What needs to be done -
Reproduce every line of the listing below exactly.

Data to use -

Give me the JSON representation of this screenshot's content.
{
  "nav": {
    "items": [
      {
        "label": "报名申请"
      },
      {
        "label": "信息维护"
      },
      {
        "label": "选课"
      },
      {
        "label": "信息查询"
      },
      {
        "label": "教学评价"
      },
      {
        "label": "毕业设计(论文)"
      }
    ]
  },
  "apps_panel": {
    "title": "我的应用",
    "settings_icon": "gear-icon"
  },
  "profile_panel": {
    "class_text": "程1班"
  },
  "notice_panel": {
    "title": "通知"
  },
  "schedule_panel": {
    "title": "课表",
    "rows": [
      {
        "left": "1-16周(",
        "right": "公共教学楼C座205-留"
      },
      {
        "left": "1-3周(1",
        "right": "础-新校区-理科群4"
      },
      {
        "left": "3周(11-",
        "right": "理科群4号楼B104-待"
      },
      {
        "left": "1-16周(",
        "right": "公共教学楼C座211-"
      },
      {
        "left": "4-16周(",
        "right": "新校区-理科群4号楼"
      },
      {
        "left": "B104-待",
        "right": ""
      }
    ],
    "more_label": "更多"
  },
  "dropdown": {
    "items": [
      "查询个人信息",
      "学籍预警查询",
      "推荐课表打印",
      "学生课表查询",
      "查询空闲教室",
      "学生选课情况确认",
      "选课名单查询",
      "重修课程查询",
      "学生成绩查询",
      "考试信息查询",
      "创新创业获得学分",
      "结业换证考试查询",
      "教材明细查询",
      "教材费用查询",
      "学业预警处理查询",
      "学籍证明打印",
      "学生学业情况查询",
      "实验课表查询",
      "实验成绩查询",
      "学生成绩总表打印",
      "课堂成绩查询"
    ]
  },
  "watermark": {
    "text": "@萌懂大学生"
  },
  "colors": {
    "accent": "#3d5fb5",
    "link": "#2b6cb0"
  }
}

Response to this task -
Give me the JSON representation of this screenshot's content.
{
  "nav": {
    "items": [
      {
        "label": "报名申请"
      },
      {
        "label": "信息维护"
      },
      {
        "label": "选课"
      },
      {
        "label": "信息查询"
      },
      {
        "label": "教学评价"
      },
      {
        "label": "毕业设计(论文)"
      }
    ]
  },
  "apps_panel": {
    "title": "我的应用",
    "settings_icon": "gear-icon"
  },
  "profile_panel": {
    "class_text": "程1班"
  },
  "notice_panel": {
    "title": "通知"
  },
  "schedule_panel": {
    "title": "课表",
    "rows": [
      {
        "left": "1-16周(",
        "right": "公共教学楼C座205-留"
      },
      {
        "left": "1-3周(1",
        "right": "础-新校区-理科群4"
      },
      {
        "left": "3周(11-",
        "right": "理科群4号楼B104-待"
      },
      {
        "left": "1-16周(",
        "right": "公共教学楼C座211-"
      },
      {
        "left": "4-16周(",
        "right": "新校区-理科群4号楼"
      },
      {
        "left": "B104-待",
        "right": ""
      }
    ],
    "more_label": "更多"
  },
  "dropdown": {
    "items": [
      "查询个人信息",
      "学籍预警查询",
      "推荐课表打印",
      "学生课表查询",
      "查询空闲教室",
      "学生选课情况确认",
      "选课名单查询",
      "重修课程查询",
      "学生成绩查询",
      "考试信息查询",
      "创新创业获得学分",
      "结业换证考试查询",
      "教材明细查询",
      "教材费用查询",
      "学业预警处理查询",
      "学籍证明打印",
      "学生学业情况查询",
      "实验课表查询",
      "实验成绩查询",
      "学生成绩总表打印",
      "课堂成绩查询"
    ]
  },
  "watermark": {
    "text": "@萌懂大学生"
  },
  "colors": {
    "accent": "#3d5fb5",
    "link": "#2b6cb0"
  }
}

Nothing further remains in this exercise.